The equilibrium pressure conditions for coesite formation, 3–10 GPa, are significantly lower than the ∼20 GPa required to explain the amount of symplectic material and PDF orientations in the shocked quartz of the studied rock. This implies significant heterogeneity in the space-time distribution of pressure-temperature conditions within the rock. Heterogeneous and asynchronous distribution of peak pressures and temperatures is known to occur in porous rocks due to pore collapse induced by the passage of shock waves. We thus discuss the shock features in our sample within the context of the recent numerical simulation of shock-induced pore collapse by Güldemeister et al. (2013), as schematically represented in Figure 4. The passage of a shock wave generated by a moderate shock event (e.g., ∼20 GPa) in a quartz+pore system produces PDFs in the quartz zone (Fig. 4A) and causes the collapse of pores. Pore collapse induces localized decompression, followed by pressure amplification in adjacent quartz crystals. This leads first to the subsolidus transformation of quartz into a high-pressure silica polymorph (coesite in the present case), which subsequently melts when temperatures increase due to frictional heating induced by grain compaction (Fig. 4B). Pressure amplification and frictional heating are greatest at the center of the collapsed pore (Fig. 4C), causing complete melting of the high-pressure silica polymorphs (coesite in the present case) formed earlier during the decompression–initial pressure amplification stage. The preferential melting of coesite relative to quartz could be due to its metastability at ambient pressure and the smaller grain size (higher surface/volume ratio). Note that the temperature and pressure reported in Figure 4 are only qualitative estimates, and that the foremost parameter determining the formation and growth of coesite is the time spent within its stability field. Shock-front reverberation caused by the presence of pores and discontinuities in the shocked material could last long enough (milliseconds, according to Güldemeister et al. [2013]) to allow the transformation of quartz into coesite. This transformation may be energetically and topologically facilitated by the development of pervasive twinning in shocked coesite. Although we observed no stishovite (Fazio et al., 2014), it may have been present as relic crystals originally produced near the core of the symplectic regions and then melted away, similar to coesite.

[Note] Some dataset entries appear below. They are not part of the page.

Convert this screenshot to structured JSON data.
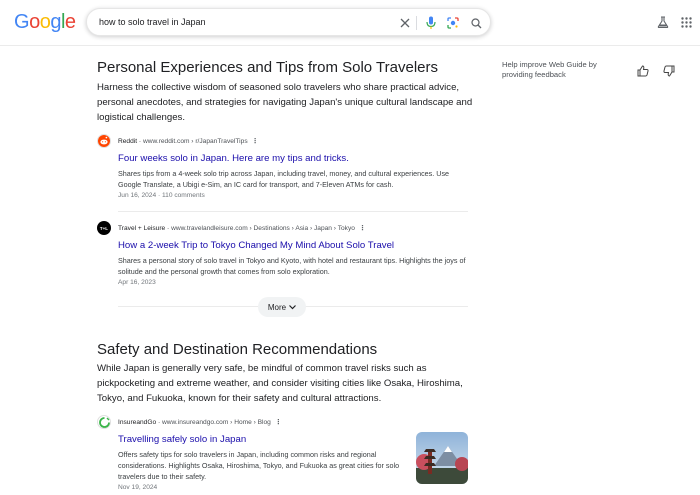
{
  "header": {
    "logo": [
      "G",
      "o",
      "o",
      "g",
      "l",
      "e"
    ],
    "logo_colors": [
      "#4285F4",
      "#EA4335",
      "#FBBC05",
      "#4285F4",
      "#34A853",
      "#EA4335"
    ],
    "search_query": "how to solo travel in Japan",
    "icons": [
      "close-icon",
      "microphone-icon",
      "lens-icon",
      "search-icon",
      "labs-flask-icon",
      "apps-grid-icon"
    ]
  },
  "sections": [
    {
      "title": "Personal Experiences and Tips from Solo Travelers",
      "description": "Harness the collective wisdom of seasoned solo travelers who share practical advice, personal anecdotes, and strategies for navigating Japan's unique cultural landscape and logistical challenges.",
      "results": [
        {
          "source": "Reddit",
          "url": "www.reddit.com › r/JapanTravelTips",
          "title": "Four weeks solo in Japan. Here are my tips and tricks.",
          "snippet": "Shares tips from a 4-week solo trip across Japan, including travel, money, and cultural experiences. Use Google Translate, a Ubigi e-Sim, an IC card for transport, and 7-Eleven ATMs for cash.",
          "meta": "Jun 16, 2024 · 110 comments"
        },
        {
          "source": "Travel + Leisure",
          "url": "www.travelandleisure.com › Destinations › Asia › Japan › Tokyo",
          "title": "How a 2-week Trip to Tokyo Changed My Mind About Solo Travel",
          "snippet": "Shares a personal story of solo travel in Tokyo and Kyoto, with hotel and restaurant tips. Highlights the joys of solitude and the personal growth that comes from solo exploration.",
          "meta": "Apr 16, 2023"
        }
      ],
      "more_label": "More"
    },
    {
      "title": "Safety and Destination Recommendations",
      "description": "While Japan is generally very safe, be mindful of common travel risks such as pickpocketing and extreme weather, and consider visiting cities like Osaka, Hiroshima, Tokyo, and Fukuoka, known for their safety and cultural attractions.",
      "results": [
        {
          "source": "InsureandGo",
          "url": "www.insureandgo.com › Home › Blog",
          "title": "Travelling safely solo in Japan",
          "snippet": "Offers safety tips for solo travelers in Japan, including common risks and regional considerations. Highlights Osaka, Hiroshima, Tokyo, and Fukuoka as great cities for solo travelers due to their safety.",
          "meta": "Nov 19, 2024"
        }
      ]
    }
  ],
  "side_panel": {
    "feedback_text": "Help improve Web Guide by providing feedback"
  },
  "favicons": {
    "reddit": "T+L",
    "tl_label": "T+L"
  }
}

Mineralogical and petrographic data from shocked Kamil Crater sandstones thus document the effective role of pore collapse in producing heterogeneous pressure-temperature-time (P-T-t) distributions in porous targets, as predicted by numerical models in the literature. This is relevant in defining the P-T-t paths of shock metamorphic rocks (porous versus crystalline), and therefore the shock classification of impactites and impact scenarios (e.g., Kowitz et al. 2016). The mechanism of coesite formation proposed in this study should apply to all moderately shocked, quartz-bearing sedimentary targets, including those at Barringer and Haughton (Nunavut, Canada) craters.

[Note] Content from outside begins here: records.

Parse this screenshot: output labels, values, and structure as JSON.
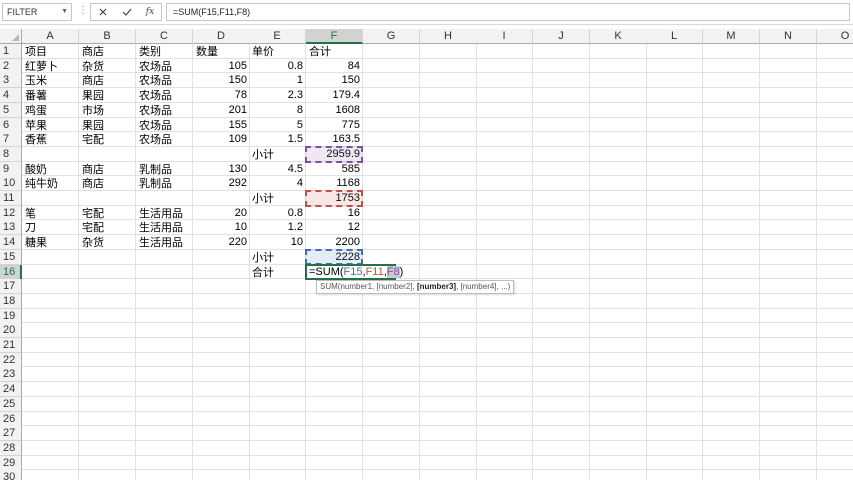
{
  "formula_bar": {
    "name_box": "FILTER",
    "cancel_icon": "x-icon",
    "enter_icon": "check-icon",
    "fx_label": "fx",
    "formula": "=SUM(F15,F11,F8)"
  },
  "columns": [
    "A",
    "B",
    "C",
    "D",
    "E",
    "F",
    "G",
    "H",
    "I",
    "J",
    "K",
    "L",
    "M",
    "N",
    "O"
  ],
  "active_column": "F",
  "active_row": 16,
  "rows": [
    {
      "n": 1,
      "A": "项目",
      "B": "商店",
      "C": "类别",
      "D": "数量",
      "E": "单价",
      "F": "合计"
    },
    {
      "n": 2,
      "A": "红萝卜",
      "B": "杂货",
      "C": "农场品",
      "D": "105",
      "E": "0.8",
      "F": "84"
    },
    {
      "n": 3,
      "A": "玉米",
      "B": "商店",
      "C": "农场品",
      "D": "150",
      "E": "1",
      "F": "150"
    },
    {
      "n": 4,
      "A": "番薯",
      "B": "果园",
      "C": "农场品",
      "D": "78",
      "E": "2.3",
      "F": "179.4"
    },
    {
      "n": 5,
      "A": "鸡蛋",
      "B": "市场",
      "C": "农场品",
      "D": "201",
      "E": "8",
      "F": "1608"
    },
    {
      "n": 6,
      "A": "苹果",
      "B": "果园",
      "C": "农场品",
      "D": "155",
      "E": "5",
      "F": "775"
    },
    {
      "n": 7,
      "A": "香蕉",
      "B": "宅配",
      "C": "农场品",
      "D": "109",
      "E": "1.5",
      "F": "163.5"
    },
    {
      "n": 8,
      "E": "小计",
      "F": "2959.9"
    },
    {
      "n": 9,
      "A": "酸奶",
      "B": "商店",
      "C": "乳制品",
      "D": "130",
      "E": "4.5",
      "F": "585"
    },
    {
      "n": 10,
      "A": "纯牛奶",
      "B": "商店",
      "C": "乳制品",
      "D": "292",
      "E": "4",
      "F": "1168"
    },
    {
      "n": 11,
      "E": "小计",
      "F": "1753"
    },
    {
      "n": 12,
      "A": "笔",
      "B": "宅配",
      "C": "生活用品",
      "D": "20",
      "E": "0.8",
      "F": "16"
    },
    {
      "n": 13,
      "A": "刀",
      "B": "宅配",
      "C": "生活用品",
      "D": "10",
      "E": "1.2",
      "F": "12"
    },
    {
      "n": 14,
      "A": "糖果",
      "B": "杂货",
      "C": "生活用品",
      "D": "220",
      "E": "10",
      "F": "2200"
    },
    {
      "n": 15,
      "E": "小计",
      "F": "2228"
    },
    {
      "n": 16,
      "E": "合计"
    },
    {
      "n": 17
    },
    {
      "n": 18
    },
    {
      "n": 19
    },
    {
      "n": 20
    },
    {
      "n": 21
    },
    {
      "n": 22
    },
    {
      "n": 23
    },
    {
      "n": 24
    },
    {
      "n": 25
    },
    {
      "n": 26
    },
    {
      "n": 27
    },
    {
      "n": 28
    },
    {
      "n": 29
    },
    {
      "n": 30
    }
  ],
  "edit_cell": {
    "prefix": "=SUM(",
    "refs": [
      {
        "text": "F15",
        "color": "#3d6fb5"
      },
      {
        "text": ",",
        "color": "#000000"
      },
      {
        "text": "F11",
        "color": "#c0504d"
      },
      {
        "text": ",",
        "color": "#000000"
      },
      {
        "text": "F8",
        "color": "#7e4fa6"
      }
    ],
    "suffix": ")"
  },
  "ref_highlights": [
    {
      "cell": "F8",
      "color": "#7e4fa6"
    },
    {
      "cell": "F11",
      "color": "#c0504d"
    },
    {
      "cell": "F15",
      "color": "#3d6fb5"
    }
  ],
  "tooltip": {
    "fn": "SUM(",
    "arg1": "number1, [number2], ",
    "current": "[number3]",
    "rest": ", [number4], ...)"
  }
}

ACKNOWLEDGMENTS

This work was supported by the Ministero dell’Istruzione dell’Università e della Ricerca (PI# 20177X22NL). The manuscript benefited from the constructive criticism of three anonymous reviewers and editor Chris Clark..

1GSA Data Repository item 2018269, analytical methods and Figure DR1, is available online at http://www.geosociety.org/datarepository/2018/ or on request from editing@geosociety.org.
Gold Open Access: This paper is published under the terms of the CC-BY license.